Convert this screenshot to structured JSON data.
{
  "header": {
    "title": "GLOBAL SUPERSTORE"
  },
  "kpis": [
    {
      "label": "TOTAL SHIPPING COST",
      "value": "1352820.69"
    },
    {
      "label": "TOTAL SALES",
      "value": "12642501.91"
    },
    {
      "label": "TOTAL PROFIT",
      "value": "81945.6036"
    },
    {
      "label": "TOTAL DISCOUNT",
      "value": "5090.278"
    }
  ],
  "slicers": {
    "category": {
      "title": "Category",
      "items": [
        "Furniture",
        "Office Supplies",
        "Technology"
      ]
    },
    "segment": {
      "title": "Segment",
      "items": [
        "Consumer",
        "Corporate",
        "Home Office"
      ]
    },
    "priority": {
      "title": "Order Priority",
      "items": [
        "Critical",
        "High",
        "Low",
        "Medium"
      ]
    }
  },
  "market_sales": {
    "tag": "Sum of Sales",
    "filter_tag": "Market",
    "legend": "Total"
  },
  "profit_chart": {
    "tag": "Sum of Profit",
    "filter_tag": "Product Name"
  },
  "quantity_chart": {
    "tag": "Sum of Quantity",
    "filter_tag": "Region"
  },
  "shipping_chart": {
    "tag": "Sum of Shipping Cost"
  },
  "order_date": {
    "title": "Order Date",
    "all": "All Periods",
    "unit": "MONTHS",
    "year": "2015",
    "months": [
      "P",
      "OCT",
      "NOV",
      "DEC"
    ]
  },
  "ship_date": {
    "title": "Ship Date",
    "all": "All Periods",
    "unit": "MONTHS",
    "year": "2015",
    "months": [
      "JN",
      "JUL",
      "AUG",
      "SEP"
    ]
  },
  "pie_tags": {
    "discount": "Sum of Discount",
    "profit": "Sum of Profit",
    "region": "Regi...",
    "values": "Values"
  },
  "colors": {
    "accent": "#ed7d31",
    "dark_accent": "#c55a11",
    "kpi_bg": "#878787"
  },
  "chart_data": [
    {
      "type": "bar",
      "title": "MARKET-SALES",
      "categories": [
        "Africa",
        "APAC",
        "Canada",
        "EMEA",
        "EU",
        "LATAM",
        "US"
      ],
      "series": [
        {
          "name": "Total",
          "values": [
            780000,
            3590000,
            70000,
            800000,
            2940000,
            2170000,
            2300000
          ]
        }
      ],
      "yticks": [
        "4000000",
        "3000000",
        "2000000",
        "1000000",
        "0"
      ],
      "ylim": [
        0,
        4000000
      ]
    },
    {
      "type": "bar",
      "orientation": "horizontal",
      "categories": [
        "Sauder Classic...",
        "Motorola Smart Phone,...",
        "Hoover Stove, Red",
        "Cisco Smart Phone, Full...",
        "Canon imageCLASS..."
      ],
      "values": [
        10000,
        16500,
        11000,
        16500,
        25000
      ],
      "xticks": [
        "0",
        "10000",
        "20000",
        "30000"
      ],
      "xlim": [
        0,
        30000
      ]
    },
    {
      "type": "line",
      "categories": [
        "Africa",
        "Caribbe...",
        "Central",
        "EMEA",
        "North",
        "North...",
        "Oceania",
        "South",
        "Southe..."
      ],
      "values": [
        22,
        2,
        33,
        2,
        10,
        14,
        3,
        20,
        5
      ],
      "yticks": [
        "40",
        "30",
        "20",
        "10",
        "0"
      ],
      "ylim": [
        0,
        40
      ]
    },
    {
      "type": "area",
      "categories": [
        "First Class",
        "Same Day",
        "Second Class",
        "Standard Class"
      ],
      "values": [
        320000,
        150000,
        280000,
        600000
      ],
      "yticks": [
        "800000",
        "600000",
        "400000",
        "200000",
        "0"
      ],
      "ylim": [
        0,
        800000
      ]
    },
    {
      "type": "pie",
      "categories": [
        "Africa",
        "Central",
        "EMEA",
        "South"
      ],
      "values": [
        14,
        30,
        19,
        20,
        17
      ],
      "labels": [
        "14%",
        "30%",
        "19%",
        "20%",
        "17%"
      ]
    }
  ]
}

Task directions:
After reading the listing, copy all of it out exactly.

Exercise answer:
Convert this screenshot to structured JSON data.
{
  "header": {
    "title": "GLOBAL SUPERSTORE"
  },
  "kpis": [
    {
      "label": "TOTAL SHIPPING COST",
      "value": "1352820.69"
    },
    {
      "label": "TOTAL SALES",
      "value": "12642501.91"
    },
    {
      "label": "TOTAL PROFIT",
      "value": "81945.6036"
    },
    {
      "label": "TOTAL DISCOUNT",
      "value": "5090.278"
    }
  ],
  "slicers": {
    "category": {
      "title": "Category",
      "items": [
        "Furniture",
        "Office Supplies",
        "Technology"
      ]
    },
    "segment": {
      "title": "Segment",
      "items": [
        "Consumer",
        "Corporate",
        "Home Office"
      ]
    },
    "priority": {
      "title": "Order Priority",
      "items": [
        "Critical",
        "High",
        "Low",
        "Medium"
      ]
    }
  },
  "market_sales": {
    "tag": "Sum of Sales",
    "filter_tag": "Market",
    "legend": "Total"
  },
  "profit_chart": {
    "tag": "Sum of Profit",
    "filter_tag": "Product Name"
  },
  "quantity_chart": {
    "tag": "Sum of Quantity",
    "filter_tag": "Region"
  },
  "shipping_chart": {
    "tag": "Sum of Shipping Cost"
  },
  "order_date": {
    "title": "Order Date",
    "all": "All Periods",
    "unit": "MONTHS",
    "year": "2015",
    "months": [
      "P",
      "OCT",
      "NOV",
      "DEC"
    ]
  },
  "ship_date": {
    "title": "Ship Date",
    "all": "All Periods",
    "unit": "MONTHS",
    "year": "2015",
    "months": [
      "JN",
      "JUL",
      "AUG",
      "SEP"
    ]
  },
  "pie_tags": {
    "discount": "Sum of Discount",
    "profit": "Sum of Profit",
    "region": "Regi...",
    "values": "Values"
  },
  "colors": {
    "accent": "#ed7d31",
    "dark_accent": "#c55a11",
    "kpi_bg": "#878787"
  },
  "chart_data": [
    {
      "type": "bar",
      "title": "MARKET-SALES",
      "categories": [
        "Africa",
        "APAC",
        "Canada",
        "EMEA",
        "EU",
        "LATAM",
        "US"
      ],
      "series": [
        {
          "name": "Total",
          "values": [
            780000,
            3590000,
            70000,
            800000,
            2940000,
            2170000,
            2300000
          ]
        }
      ],
      "yticks": [
        "4000000",
        "3000000",
        "2000000",
        "1000000",
        "0"
      ],
      "ylim": [
        0,
        4000000
      ]
    },
    {
      "type": "bar",
      "orientation": "horizontal",
      "categories": [
        "Sauder Classic...",
        "Motorola Smart Phone,...",
        "Hoover Stove, Red",
        "Cisco Smart Phone, Full...",
        "Canon imageCLASS..."
      ],
      "values": [
        10000,
        16500,
        11000,
        16500,
        25000
      ],
      "xticks": [
        "0",
        "10000",
        "20000",
        "30000"
      ],
      "xlim": [
        0,
        30000
      ]
    },
    {
      "type": "line",
      "categories": [
        "Africa",
        "Caribbe...",
        "Central",
        "EMEA",
        "North",
        "North...",
        "Oceania",
        "South",
        "Southe..."
      ],
      "values": [
        22,
        2,
        33,
        2,
        10,
        14,
        3,
        20,
        5
      ],
      "yticks": [
        "40",
        "30",
        "20",
        "10",
        "0"
      ],
      "ylim": [
        0,
        40
      ]
    },
    {
      "type": "area",
      "categories": [
        "First Class",
        "Same Day",
        "Second Class",
        "Standard Class"
      ],
      "values": [
        320000,
        150000,
        280000,
        600000
      ],
      "yticks": [
        "800000",
        "600000",
        "400000",
        "200000",
        "0"
      ],
      "ylim": [
        0,
        800000
      ]
    },
    {
      "type": "pie",
      "categories": [
        "Africa",
        "Central",
        "EMEA",
        "South"
      ],
      "values": [
        14,
        30,
        19,
        20,
        17
      ],
      "labels": [
        "14%",
        "30%",
        "19%",
        "20%",
        "17%"
      ]
    }
  ]
}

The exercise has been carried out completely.